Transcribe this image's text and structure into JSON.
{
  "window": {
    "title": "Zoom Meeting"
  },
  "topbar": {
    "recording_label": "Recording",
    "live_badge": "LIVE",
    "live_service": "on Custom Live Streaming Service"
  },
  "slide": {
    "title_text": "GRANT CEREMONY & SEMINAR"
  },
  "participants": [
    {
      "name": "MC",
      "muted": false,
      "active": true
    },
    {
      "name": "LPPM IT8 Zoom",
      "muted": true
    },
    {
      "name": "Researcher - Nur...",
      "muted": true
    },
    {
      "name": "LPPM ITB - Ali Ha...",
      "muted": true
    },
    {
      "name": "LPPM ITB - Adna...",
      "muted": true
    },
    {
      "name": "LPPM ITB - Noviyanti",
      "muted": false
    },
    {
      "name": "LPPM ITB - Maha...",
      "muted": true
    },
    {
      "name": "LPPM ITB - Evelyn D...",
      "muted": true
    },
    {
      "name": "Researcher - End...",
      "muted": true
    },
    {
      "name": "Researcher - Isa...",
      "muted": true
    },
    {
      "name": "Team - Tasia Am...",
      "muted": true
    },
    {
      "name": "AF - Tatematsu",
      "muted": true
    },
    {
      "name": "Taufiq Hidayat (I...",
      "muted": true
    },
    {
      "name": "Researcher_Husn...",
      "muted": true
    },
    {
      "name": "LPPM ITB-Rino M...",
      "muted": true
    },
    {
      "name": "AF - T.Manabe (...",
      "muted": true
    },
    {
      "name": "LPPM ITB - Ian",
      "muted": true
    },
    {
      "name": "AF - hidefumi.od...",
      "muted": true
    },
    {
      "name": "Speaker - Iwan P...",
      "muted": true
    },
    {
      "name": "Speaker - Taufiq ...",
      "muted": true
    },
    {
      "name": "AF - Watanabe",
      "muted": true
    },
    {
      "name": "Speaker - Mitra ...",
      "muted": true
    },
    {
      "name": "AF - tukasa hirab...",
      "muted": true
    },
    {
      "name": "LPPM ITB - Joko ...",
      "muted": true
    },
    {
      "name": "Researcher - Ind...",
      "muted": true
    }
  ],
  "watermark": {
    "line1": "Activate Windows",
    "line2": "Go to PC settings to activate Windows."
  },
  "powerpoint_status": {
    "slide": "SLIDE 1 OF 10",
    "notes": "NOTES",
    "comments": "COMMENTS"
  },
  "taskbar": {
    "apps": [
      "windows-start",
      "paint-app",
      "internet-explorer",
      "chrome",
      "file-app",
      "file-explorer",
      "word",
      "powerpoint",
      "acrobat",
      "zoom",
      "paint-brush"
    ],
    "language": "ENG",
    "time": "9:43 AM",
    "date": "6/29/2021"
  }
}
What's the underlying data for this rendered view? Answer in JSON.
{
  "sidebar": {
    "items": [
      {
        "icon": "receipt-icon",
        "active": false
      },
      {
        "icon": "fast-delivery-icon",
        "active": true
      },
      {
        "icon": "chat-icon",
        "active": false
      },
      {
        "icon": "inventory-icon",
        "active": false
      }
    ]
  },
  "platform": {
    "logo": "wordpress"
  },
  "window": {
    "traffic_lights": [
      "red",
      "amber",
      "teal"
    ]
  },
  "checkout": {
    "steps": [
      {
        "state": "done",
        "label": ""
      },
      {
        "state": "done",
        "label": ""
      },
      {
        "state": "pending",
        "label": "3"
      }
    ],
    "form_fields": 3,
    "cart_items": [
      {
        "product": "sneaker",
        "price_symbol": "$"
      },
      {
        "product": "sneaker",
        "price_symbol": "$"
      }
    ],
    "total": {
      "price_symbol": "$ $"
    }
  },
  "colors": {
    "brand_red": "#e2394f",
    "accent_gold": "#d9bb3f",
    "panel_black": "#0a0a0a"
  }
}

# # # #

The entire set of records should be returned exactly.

Transcribe this image's text and structure into JSON.
{
  "window": {
    "title": "Zoom Meeting"
  },
  "topbar": {
    "recording_label": "Recording",
    "live_badge": "LIVE",
    "live_service": "on Custom Live Streaming Service"
  },
  "slide": {
    "title_text": "GRANT CEREMONY & SEMINAR"
  },
  "participants": [
    {
      "name": "MC",
      "muted": false,
      "active": true
    },
    {
      "name": "LPPM IT8 Zoom",
      "muted": true
    },
    {
      "name": "Researcher - Nur...",
      "muted": true
    },
    {
      "name": "LPPM ITB - Ali Ha...",
      "muted": true
    },
    {
      "name": "LPPM ITB - Adna...",
      "muted": true
    },
    {
      "name": "LPPM ITB - Noviyanti",
      "muted": false
    },
    {
      "name": "LPPM ITB - Maha...",
      "muted": true
    },
    {
      "name": "LPPM ITB - Evelyn D...",
      "muted": true
    },
    {
      "name": "Researcher - End...",
      "muted": true
    },
    {
      "name": "Researcher - Isa...",
      "muted": true
    },
    {
      "name": "Team - Tasia Am...",
      "muted": true
    },
    {
      "name": "AF - Tatematsu",
      "muted": true
    },
    {
      "name": "Taufiq Hidayat (I...",
      "muted": true
    },
    {
      "name": "Researcher_Husn...",
      "muted": true
    },
    {
      "name": "LPPM ITB-Rino M...",
      "muted": true
    },
    {
      "name": "AF - T.Manabe (...",
      "muted": true
    },
    {
      "name": "LPPM ITB - Ian",
      "muted": true
    },
    {
      "name": "AF - hidefumi.od...",
      "muted": true
    },
    {
      "name": "Speaker - Iwan P...",
      "muted": true
    },
    {
      "name": "Speaker - Taufiq ...",
      "muted": true
    },
    {
      "name": "AF - Watanabe",
      "muted": true
    },
    {
      "name": "Speaker - Mitra ...",
      "muted": true
    },
    {
      "name": "AF - tukasa hirab...",
      "muted": true
    },
    {
      "name": "LPPM ITB - Joko ...",
      "muted": true
    },
    {
      "name": "Researcher - Ind...",
      "muted": true
    }
  ],
  "watermark": {
    "line1": "Activate Windows",
    "line2": "Go to PC settings to activate Windows."
  },
  "powerpoint_status": {
    "slide": "SLIDE 1 OF 10",
    "notes": "NOTES",
    "comments": "COMMENTS"
  },
  "taskbar": {
    "apps": [
      "windows-start",
      "paint-app",
      "internet-explorer",
      "chrome",
      "file-app",
      "file-explorer",
      "word",
      "powerpoint",
      "acrobat",
      "zoom",
      "paint-brush"
    ],
    "language": "ENG",
    "time": "9:43 AM",
    "date": "6/29/2021"
  }
}
What's the underlying data for this rendered view? Answer in JSON.
{
  "sidebar": {
    "items": [
      {
        "icon": "receipt-icon",
        "active": false
      },
      {
        "icon": "fast-delivery-icon",
        "active": true
      },
      {
        "icon": "chat-icon",
        "active": false
      },
      {
        "icon": "inventory-icon",
        "active": false
      }
    ]
  },
  "platform": {
    "logo": "wordpress"
  },
  "window": {
    "traffic_lights": [
      "red",
      "amber",
      "teal"
    ]
  },
  "checkout": {
    "steps": [
      {
        "state": "done",
        "label": ""
      },
      {
        "state": "done",
        "label": ""
      },
      {
        "state": "pending",
        "label": "3"
      }
    ],
    "form_fields": 3,
    "cart_items": [
      {
        "product": "sneaker",
        "price_symbol": "$"
      },
      {
        "product": "sneaker",
        "price_symbol": "$"
      }
    ],
    "total": {
      "price_symbol": "$ $"
    }
  },
  "colors": {
    "brand_red": "#e2394f",
    "accent_gold": "#d9bb3f",
    "panel_black": "#0a0a0a"
  }
}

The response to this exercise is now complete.